More broadly, you need to do some serious long-term thinking about how the addition of a kiddo is going to affect other big areas of your life – financially, professionally and the kinds of expectations you set. Children are expensive everywhere, but far more so in ultra-high cost-of-living metros. I don’t just mean daycare, either. Unless you’re a gazillionaire, I honestly don’t see how the economics of raising kids in a big coastal metro like NYC or SF work. Consider moving somewhere more reasonable and family-friendly. We moved from NYC to an exurb in North Carolina filled with 30-somethings raising young kids. Daycare is 5 minutes away and grandparents are 10. The difference it makes cannot be exaggerated.
Likewise, if you once were at the office until 6 or 7PM, that just doesn’t work with a young child. Either you’re going to hire help (which is yet more expensive) or you must have a very accommodating partner. If you’re a two-career household, you need to think seriously about the kinds of professional expectations you can realistically set at work. Someone is going to need to pick up your kiddo from daycare by 6 every day (at the latest). They’ll need dinner. There’s a bedtime routine. Maybe you can get back to hustling on your email after that – that much is up to you. Personally, hustle in that direction isn’t worth it to me. I set limits on work and abide by them as much as possible. If you’re trying to make the C-suite, at least the first couple of years with a kid is going to slow you down unless your partner is willing to pick up your slack, or you spend a lot of money for help. Be honest with yourself (and your partner) about all of this.
I have no idea how to prepare yourself emotionally to become a dad.

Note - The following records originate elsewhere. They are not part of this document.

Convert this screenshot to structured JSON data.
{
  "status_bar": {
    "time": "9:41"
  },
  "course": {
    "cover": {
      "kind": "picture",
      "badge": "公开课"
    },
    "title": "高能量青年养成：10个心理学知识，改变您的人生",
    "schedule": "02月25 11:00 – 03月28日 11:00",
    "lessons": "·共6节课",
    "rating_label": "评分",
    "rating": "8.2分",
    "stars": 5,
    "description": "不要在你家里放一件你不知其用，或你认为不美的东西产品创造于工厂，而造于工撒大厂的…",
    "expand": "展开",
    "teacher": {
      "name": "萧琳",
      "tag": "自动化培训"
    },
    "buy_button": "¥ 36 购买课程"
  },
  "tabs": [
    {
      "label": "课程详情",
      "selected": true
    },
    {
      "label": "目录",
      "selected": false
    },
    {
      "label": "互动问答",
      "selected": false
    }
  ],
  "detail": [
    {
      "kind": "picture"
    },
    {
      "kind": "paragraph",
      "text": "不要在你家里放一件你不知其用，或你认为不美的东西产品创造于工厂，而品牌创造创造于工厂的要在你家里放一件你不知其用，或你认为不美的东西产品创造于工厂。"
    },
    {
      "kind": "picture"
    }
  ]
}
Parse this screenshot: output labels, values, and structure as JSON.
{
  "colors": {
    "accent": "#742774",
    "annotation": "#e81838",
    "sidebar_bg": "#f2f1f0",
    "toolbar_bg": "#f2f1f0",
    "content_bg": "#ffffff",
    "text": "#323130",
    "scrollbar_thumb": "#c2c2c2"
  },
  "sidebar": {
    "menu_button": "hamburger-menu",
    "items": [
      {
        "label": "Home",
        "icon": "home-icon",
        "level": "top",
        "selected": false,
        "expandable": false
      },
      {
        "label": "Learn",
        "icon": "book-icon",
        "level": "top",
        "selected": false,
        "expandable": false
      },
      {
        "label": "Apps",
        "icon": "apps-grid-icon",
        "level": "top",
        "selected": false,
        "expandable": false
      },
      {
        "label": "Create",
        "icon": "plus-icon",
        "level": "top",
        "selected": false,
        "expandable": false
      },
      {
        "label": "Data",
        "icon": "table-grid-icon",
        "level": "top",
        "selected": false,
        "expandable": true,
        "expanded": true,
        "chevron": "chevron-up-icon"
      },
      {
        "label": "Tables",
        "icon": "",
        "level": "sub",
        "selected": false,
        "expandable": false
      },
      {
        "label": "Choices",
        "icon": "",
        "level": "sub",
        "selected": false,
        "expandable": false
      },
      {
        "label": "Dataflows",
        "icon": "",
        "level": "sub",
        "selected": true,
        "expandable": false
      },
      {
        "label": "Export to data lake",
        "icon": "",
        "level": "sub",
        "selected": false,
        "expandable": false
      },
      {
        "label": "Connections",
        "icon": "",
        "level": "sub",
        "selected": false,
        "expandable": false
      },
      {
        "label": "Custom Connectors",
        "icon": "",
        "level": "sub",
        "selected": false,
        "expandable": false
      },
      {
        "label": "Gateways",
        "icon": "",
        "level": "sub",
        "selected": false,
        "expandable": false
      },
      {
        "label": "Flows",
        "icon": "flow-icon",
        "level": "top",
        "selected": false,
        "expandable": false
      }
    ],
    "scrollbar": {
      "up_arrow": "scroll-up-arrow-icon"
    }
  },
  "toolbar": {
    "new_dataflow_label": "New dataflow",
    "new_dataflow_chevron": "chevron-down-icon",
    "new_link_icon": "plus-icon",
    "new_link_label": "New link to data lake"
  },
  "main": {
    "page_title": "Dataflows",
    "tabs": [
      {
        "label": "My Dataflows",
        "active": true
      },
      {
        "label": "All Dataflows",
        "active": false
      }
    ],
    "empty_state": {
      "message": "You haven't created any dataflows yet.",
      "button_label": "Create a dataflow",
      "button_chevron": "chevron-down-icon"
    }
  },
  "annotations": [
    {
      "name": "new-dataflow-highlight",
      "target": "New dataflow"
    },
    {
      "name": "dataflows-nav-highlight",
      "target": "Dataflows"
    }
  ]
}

I’ll say this much: having a kid rewires your brain. Raising children is an activity that’s literally as old as our species, and what you’ll be doing is essentially the same as what your ancestor 250,000 years ago did. I find that pretty amazing. When presented with your offspring, the human brain undergoes a hard change. Stuff that sort of disgusts you now, you’ll shrug at later. Stuff you don’t see any appeal in, you’ll delight at later. I was never personally all that taken with very young children before, but now I think Penny is just about the most fascinating thing ever.
Kids are hard and personally challenging in a way you’ve probably never experienced before. But they’re also the best thing you’ll ever do. Trust me. Good luck.